Greenwood UM Church to take ownership of former school

by Kate Evans

The Morgan County School Board unanimously approved selling the former Greenwood Elementary and 5.74 acres of land to the Greenwood United Methodist Church for a dollar. The action took place at the July 17 school board meeting. The church plans to use the building as a community center.

Greenwood Elementary.

The board voted to convey the school and its property to the church or a 501c3 organization representing the church. It authorized school board president Aaron Close to proceed with completing the deal and executing the deed, said School Superintendant Dr. Erich May. The deed signing will take place later.

May said it’s the best case scenario — keeping the building and property in the hands of the community and functioning in a way to benefit the whole community.

Brad Michael said that Greenwood United Methodist Church is excited and enthusiastic about the deal. Their congregation had voted to take ownership of the former school building for community outreach and to expand their programs.   The church wants to expand their love and fellowship to the community through the community center.

Ideas for community programs and uses for the building included game nights, community movies, exercise classes, wellness activities, senior center events, use of the building by organizations like 4-H, Girl Scouts and Boy Scouts, reunions, birthday parties and a location for their monthly rummage sale.

“The possibilities are endless,” Michael said.

The church had 50 pre-school to middle school age kids at their Bible Camp this summer not counting teen volunteers, he said. They’re also considering after-school and West Virginia Read Aloud programs, Michael said. Volunteers are key to the program expansion.

Michael said they would  work with the Morgan County Observatory Foundation on their needs and concerns. The observatory is located on school property and has no restroom or running water. They also had

concerns about parking lot lights affecting use of the telescope.
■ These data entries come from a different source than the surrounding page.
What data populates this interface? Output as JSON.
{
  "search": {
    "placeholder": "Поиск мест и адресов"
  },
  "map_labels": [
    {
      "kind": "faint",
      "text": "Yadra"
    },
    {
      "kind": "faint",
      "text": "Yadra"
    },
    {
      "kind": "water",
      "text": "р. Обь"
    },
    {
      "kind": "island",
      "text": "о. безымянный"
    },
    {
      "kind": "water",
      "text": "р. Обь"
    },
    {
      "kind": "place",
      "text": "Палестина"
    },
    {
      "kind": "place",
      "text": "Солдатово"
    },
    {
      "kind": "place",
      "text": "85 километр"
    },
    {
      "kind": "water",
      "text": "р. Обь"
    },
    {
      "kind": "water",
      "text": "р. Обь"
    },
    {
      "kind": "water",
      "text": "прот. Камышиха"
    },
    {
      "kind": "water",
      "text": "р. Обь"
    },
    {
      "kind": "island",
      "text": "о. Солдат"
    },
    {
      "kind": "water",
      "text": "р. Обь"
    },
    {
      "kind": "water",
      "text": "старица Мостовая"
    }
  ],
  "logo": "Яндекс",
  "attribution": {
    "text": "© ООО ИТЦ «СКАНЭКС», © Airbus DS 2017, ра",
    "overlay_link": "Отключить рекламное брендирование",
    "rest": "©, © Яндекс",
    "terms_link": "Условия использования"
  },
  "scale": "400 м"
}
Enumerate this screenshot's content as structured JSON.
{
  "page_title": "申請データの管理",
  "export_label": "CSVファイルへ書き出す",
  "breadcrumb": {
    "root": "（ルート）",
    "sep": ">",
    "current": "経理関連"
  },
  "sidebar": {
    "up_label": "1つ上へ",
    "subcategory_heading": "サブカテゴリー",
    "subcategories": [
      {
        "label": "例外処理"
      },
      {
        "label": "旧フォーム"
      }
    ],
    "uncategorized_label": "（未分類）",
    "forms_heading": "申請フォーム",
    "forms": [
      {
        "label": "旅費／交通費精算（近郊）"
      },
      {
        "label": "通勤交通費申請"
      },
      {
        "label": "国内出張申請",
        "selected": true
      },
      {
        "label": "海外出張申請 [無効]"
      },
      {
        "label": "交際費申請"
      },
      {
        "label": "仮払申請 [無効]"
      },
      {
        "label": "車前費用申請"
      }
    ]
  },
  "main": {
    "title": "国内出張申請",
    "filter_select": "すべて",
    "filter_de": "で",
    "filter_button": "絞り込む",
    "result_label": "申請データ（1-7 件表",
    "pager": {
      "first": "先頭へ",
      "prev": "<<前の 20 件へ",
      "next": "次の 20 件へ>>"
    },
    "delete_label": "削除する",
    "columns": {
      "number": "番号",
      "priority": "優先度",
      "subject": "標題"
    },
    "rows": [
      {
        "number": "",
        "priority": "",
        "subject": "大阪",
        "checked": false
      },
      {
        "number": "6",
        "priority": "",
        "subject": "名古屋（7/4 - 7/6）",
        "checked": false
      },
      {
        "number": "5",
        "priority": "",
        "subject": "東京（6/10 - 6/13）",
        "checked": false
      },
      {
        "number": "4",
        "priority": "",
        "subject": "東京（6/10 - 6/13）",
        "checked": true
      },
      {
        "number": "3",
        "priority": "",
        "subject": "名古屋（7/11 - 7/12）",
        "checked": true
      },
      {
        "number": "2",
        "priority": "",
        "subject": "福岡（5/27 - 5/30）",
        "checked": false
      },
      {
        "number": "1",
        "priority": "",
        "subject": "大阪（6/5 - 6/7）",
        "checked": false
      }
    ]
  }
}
Superintendent May said having a five-year reverter clause for the property was advised by legal counsel. Board member Laura Smith said they’d always done the five-year reverter clause with properties in the past. If the church decided two or three years down the road that they couldn’t handle the electricity or insurance costs, the property would revert back to the school board, she noted.

May said the school is currently being used to store some contents from the Berkeley Springs High School Building C during renovations. Those contents will not be included in the property transfer. The building’s contents were already offered to county school principals and there are only some textbooks left to move. The remaining contents of the school will go to the church, who will get the building “as is” after the deed is signed.

School board vice-president Pete Gordon said it’s heartening to hear that Greenwood Elementary would be used for such a community effort and wished church members the best.

School board member John Rowland, former Greenwood Elementary Principal and Greenwood resident, said they’re going back to their roots with the church’s use of the school for the community.

Michael said the school would be open for more than just church activities.

“It’s not just a church mission-it’s a community mission,” he noted.

Michael and Superintendent May commended Maintenance Director Jamie Harris for conducting a number of building walkthroughs for church members and acting as a liaison. School Treasurer Ann Bell was also most helpful during the process, Smith said.

Board president Aaron Close was grateful to the church for taking the school and “doing this for the community.”